DONâ€™T BE AN
Designs used for restaurant ads and on social media sites to promote anniversary celebration and Facebook contests.
Invitations sent out to organizationâ€™s donors, volunteers and community supporters for Sewaâ€™s annual fundraising gala and art exhibition.
social media samples
Proficient knowledge and experience with: Facebook, Twitter, Instagram, LinkedIn, Google+, YouTube, Tumblr, Hootsuite, QR Codes, Pinterest, Google Analytics, Wordpress, Foursquare and Flickr
Developed a social media marketing plan for restaurant’s 30th anniversary celebration focusing on customer engagement. Utilized Hootsuite to schedule weekly contests and to promote daily specials throughout the months of April and May. Mid-evaluation of social media plan saw an increase of 103 Facebook “likes” on the restaurant’s page.
Created an online petition for students to sign in support of a smoke-free LSU campus which was shared on social media. A QR code linked to petition was also created and placed on SmokingWords fliers and educational material.

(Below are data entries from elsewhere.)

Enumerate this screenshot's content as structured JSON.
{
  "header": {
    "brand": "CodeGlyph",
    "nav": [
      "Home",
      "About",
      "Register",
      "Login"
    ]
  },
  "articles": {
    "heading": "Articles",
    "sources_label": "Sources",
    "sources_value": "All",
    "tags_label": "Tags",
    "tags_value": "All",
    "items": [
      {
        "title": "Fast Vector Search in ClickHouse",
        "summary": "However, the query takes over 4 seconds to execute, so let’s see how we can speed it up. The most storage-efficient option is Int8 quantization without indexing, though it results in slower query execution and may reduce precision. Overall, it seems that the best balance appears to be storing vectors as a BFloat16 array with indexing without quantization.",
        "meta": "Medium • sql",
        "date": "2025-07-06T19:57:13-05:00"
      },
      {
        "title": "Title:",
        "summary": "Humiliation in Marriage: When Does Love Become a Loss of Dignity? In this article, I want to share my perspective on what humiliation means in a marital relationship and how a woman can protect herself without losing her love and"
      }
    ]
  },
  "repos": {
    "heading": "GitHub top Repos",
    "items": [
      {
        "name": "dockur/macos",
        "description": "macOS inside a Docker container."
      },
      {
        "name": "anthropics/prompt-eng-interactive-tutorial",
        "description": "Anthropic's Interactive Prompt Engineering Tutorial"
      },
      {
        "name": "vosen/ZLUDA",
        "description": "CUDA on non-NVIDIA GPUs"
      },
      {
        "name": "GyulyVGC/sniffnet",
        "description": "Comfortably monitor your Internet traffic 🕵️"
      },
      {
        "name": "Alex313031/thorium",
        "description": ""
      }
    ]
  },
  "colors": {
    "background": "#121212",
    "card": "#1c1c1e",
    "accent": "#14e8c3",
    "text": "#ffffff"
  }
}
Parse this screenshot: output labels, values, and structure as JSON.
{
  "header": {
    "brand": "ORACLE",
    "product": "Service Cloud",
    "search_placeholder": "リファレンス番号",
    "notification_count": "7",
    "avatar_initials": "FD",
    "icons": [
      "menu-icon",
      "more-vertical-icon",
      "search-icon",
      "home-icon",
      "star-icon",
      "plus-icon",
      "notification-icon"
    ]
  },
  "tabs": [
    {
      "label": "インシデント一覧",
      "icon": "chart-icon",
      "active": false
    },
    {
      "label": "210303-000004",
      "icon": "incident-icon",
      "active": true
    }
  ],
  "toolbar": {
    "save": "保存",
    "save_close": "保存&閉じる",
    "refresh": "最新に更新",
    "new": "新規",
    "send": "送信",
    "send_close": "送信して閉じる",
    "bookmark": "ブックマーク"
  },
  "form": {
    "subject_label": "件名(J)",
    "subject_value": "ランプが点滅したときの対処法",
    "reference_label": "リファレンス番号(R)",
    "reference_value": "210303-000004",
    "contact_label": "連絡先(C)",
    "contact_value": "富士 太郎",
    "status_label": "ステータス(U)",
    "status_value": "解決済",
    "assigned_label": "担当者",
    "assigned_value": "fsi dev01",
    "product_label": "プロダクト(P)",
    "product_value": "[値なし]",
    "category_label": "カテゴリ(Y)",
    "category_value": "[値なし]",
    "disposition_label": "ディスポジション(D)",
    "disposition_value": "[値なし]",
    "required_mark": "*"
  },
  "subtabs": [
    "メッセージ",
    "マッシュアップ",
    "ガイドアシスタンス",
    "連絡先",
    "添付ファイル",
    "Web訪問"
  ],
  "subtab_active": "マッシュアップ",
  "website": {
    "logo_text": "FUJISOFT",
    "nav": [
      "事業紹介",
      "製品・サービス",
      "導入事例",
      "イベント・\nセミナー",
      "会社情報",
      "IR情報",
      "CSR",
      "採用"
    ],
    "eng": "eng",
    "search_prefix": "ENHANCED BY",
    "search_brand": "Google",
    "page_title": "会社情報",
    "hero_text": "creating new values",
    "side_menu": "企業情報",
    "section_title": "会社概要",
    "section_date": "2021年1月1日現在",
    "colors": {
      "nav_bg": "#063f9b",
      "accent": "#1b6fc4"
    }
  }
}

SEWA INTERNATIONAL USA -‐ Houston Chapter Tax-‐Exempt Nonprofit Organization (EID: 20-‐0638718) Houston Office: 3908 Westhollow Pkwy, Houston TX 77082 Website: www.sewahouston.org Email: email@example.com Date : Feburary 20th , 2012 To Whom It May Concern: It gives me immense pleasure to write in recommendation of Alyssa Braden. I have known Alyssa for a year now, and was her mentor during her interning months at Sewa Houston. Alyssa exhibited effective leadership skills during her three-‐month stint. She is hardworking, energetic and curious and a great team player. I have no doubt that she will succeed in her future academic endeavors. She demonstrated our organizations values and goals with passion and determination and made an incredible impact on the refugee community we work with. Alyssa very diligently worked on projects like our organization’s Annual Report, press releases, newsletters, and creative material among many other things. She was instrumental in creating the Annual Report of the organization; her work was timely and well-‐formatted and successfully attained media coverage for our events. I have no doubt that Alyssa will make a tremendous impact on the world at large, and I am positive she will make outstanding contributions to any organizations. For any questions you may reach me at firstname.lastname@example.org. Regards, Arushi Garg Public Relations Chair Sewa International – Houston Chapter